(Collection entries)
──────────
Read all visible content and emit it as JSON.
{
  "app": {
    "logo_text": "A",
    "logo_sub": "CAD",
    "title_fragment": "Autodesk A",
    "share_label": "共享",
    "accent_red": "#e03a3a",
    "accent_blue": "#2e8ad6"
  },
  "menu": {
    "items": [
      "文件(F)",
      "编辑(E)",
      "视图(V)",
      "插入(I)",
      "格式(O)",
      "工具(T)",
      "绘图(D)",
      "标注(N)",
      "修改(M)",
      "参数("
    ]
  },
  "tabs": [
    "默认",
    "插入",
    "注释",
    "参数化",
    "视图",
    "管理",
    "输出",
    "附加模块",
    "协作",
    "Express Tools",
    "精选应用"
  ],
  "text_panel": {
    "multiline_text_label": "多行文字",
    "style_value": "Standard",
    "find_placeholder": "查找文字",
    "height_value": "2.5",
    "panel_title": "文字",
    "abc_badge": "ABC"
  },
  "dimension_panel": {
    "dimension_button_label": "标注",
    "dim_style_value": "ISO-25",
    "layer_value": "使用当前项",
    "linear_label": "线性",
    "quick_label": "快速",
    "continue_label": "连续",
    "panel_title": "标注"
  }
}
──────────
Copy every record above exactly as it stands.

Read all visible content and emit it as JSON.
{
  "app": {
    "logo_text": "A",
    "logo_sub": "CAD",
    "title_fragment": "Autodesk A",
    "share_label": "共享",
    "accent_red": "#e03a3a",
    "accent_blue": "#2e8ad6"
  },
  "menu": {
    "items": [
      "文件(F)",
      "编辑(E)",
      "视图(V)",
      "插入(I)",
      "格式(O)",
      "工具(T)",
      "绘图(D)",
      "标注(N)",
      "修改(M)",
      "参数("
    ]
  },
  "tabs": [
    "默认",
    "插入",
    "注释",
    "参数化",
    "视图",
    "管理",
    "输出",
    "附加模块",
    "协作",
    "Express Tools",
    "精选应用"
  ],
  "text_panel": {
    "multiline_text_label": "多行文字",
    "style_value": "Standard",
    "find_placeholder": "查找文字",
    "height_value": "2.5",
    "panel_title": "文字",
    "abc_badge": "ABC"
  },
  "dimension_panel": {
    "dimension_button_label": "标注",
    "dim_style_value": "ISO-25",
    "layer_value": "使用当前项",
    "linear_label": "线性",
    "quick_label": "快速",
    "continue_label": "连续",
    "panel_title": "标注"
  }
}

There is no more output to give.